[Data about app and page elements]

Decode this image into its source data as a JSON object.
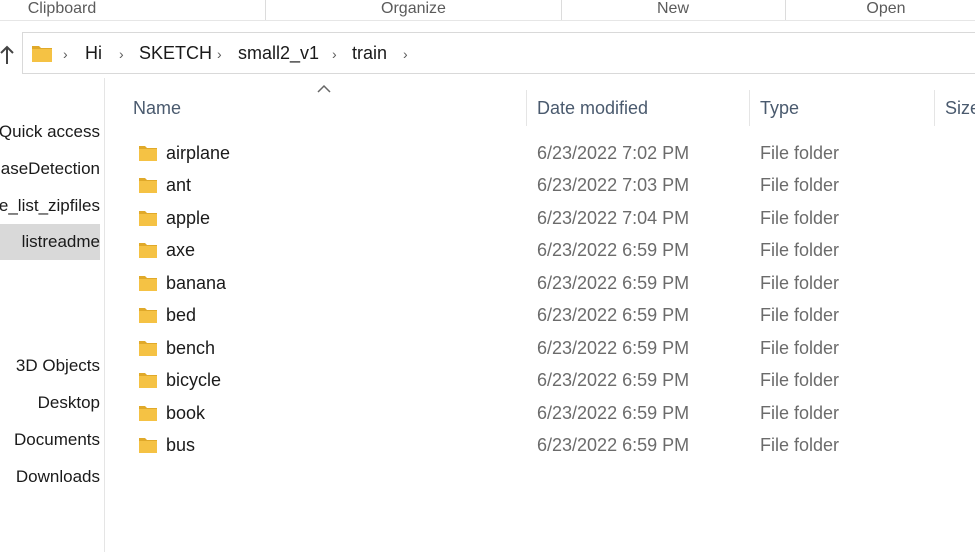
{
  "ribbon": {
    "groups": [
      "Clipboard",
      "Organize",
      "New",
      "Open"
    ]
  },
  "address": {
    "folder_icon": "folder-icon",
    "crumbs": [
      "Hi",
      "SKETCH",
      "small2_v1",
      "train"
    ]
  },
  "sidebar": {
    "items": [
      {
        "label": "Quick access"
      },
      {
        "label": "DiseaseDetection"
      },
      {
        "label": "file_list_zipfiles"
      },
      {
        "label": "listreadme"
      },
      {
        "label": "3D Objects"
      },
      {
        "label": "Desktop"
      },
      {
        "label": "Documents"
      },
      {
        "label": "Downloads"
      }
    ],
    "selected_index": 3
  },
  "columns": {
    "name": "Name",
    "date": "Date modified",
    "type": "Type",
    "size": "Size"
  },
  "files": [
    {
      "name": "airplane",
      "date": "6/23/2022 7:02 PM",
      "type": "File folder"
    },
    {
      "name": "ant",
      "date": "6/23/2022 7:03 PM",
      "type": "File folder"
    },
    {
      "name": "apple",
      "date": "6/23/2022 7:04 PM",
      "type": "File folder"
    },
    {
      "name": "axe",
      "date": "6/23/2022 6:59 PM",
      "type": "File folder"
    },
    {
      "name": "banana",
      "date": "6/23/2022 6:59 PM",
      "type": "File folder"
    },
    {
      "name": "bed",
      "date": "6/23/2022 6:59 PM",
      "type": "File folder"
    },
    {
      "name": "bench",
      "date": "6/23/2022 6:59 PM",
      "type": "File folder"
    },
    {
      "name": "bicycle",
      "date": "6/23/2022 6:59 PM",
      "type": "File folder"
    },
    {
      "name": "book",
      "date": "6/23/2022 6:59 PM",
      "type": "File folder"
    },
    {
      "name": "bus",
      "date": "6/23/2022 6:59 PM",
      "type": "File folder"
    }
  ],
  "colors": {
    "folder": "#f5c244",
    "folder_dark": "#e0a92a",
    "selected": "#d9d9d9"
  }
}
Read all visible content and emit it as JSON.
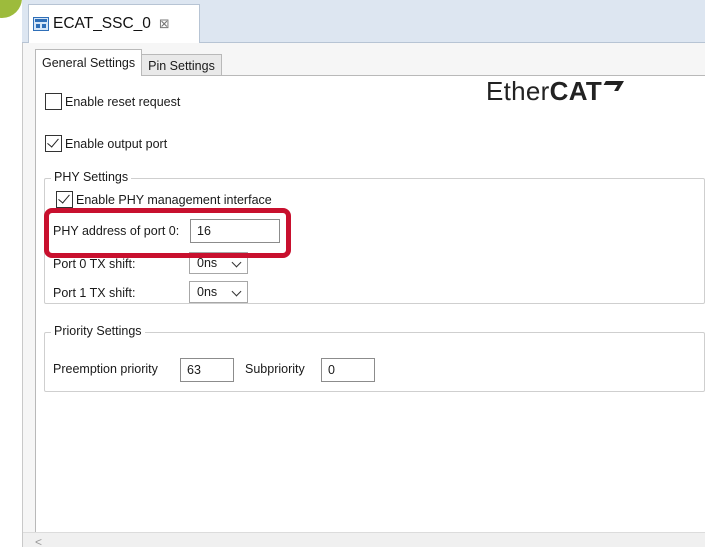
{
  "editor": {
    "title": "ECAT_SSC_0",
    "close_glyph": "⊠",
    "icon": "editor-window-icon"
  },
  "tabs": [
    {
      "label": "General Settings",
      "active": true
    },
    {
      "label": "Pin Settings",
      "active": false
    }
  ],
  "general": {
    "enable_reset_request": {
      "label": "Enable reset request",
      "checked": false
    },
    "enable_output_port": {
      "label": "Enable output port",
      "checked": true
    }
  },
  "logo": {
    "light": "Ether",
    "bold": "CAT"
  },
  "phy_settings": {
    "legend": "PHY Settings",
    "enable_phy_mgmt": {
      "label": "Enable PHY management interface",
      "checked": true
    },
    "phy_address": {
      "label": "PHY address of port 0:",
      "value": "16"
    },
    "port0_tx_shift": {
      "label": "Port 0 TX shift:",
      "value": "0ns"
    },
    "port1_tx_shift": {
      "label": "Port 1 TX shift:",
      "value": "0ns"
    }
  },
  "priority_settings": {
    "legend": "Priority Settings",
    "preemption": {
      "label": "Preemption priority",
      "value": "63"
    },
    "subpriority": {
      "label": "Subpriority",
      "value": "0"
    }
  },
  "scrollbar": {
    "left_arrow": "<"
  },
  "colors": {
    "highlight": "#c8102e",
    "tabbar": "#dde6f1",
    "accent_icon": "#2f6fb8"
  }
}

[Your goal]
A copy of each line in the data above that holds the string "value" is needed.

[Answer for the task]
      "value": "16"
      "value": "0ns"
      "value": "0ns"
      "value": "63"
      "value": "0"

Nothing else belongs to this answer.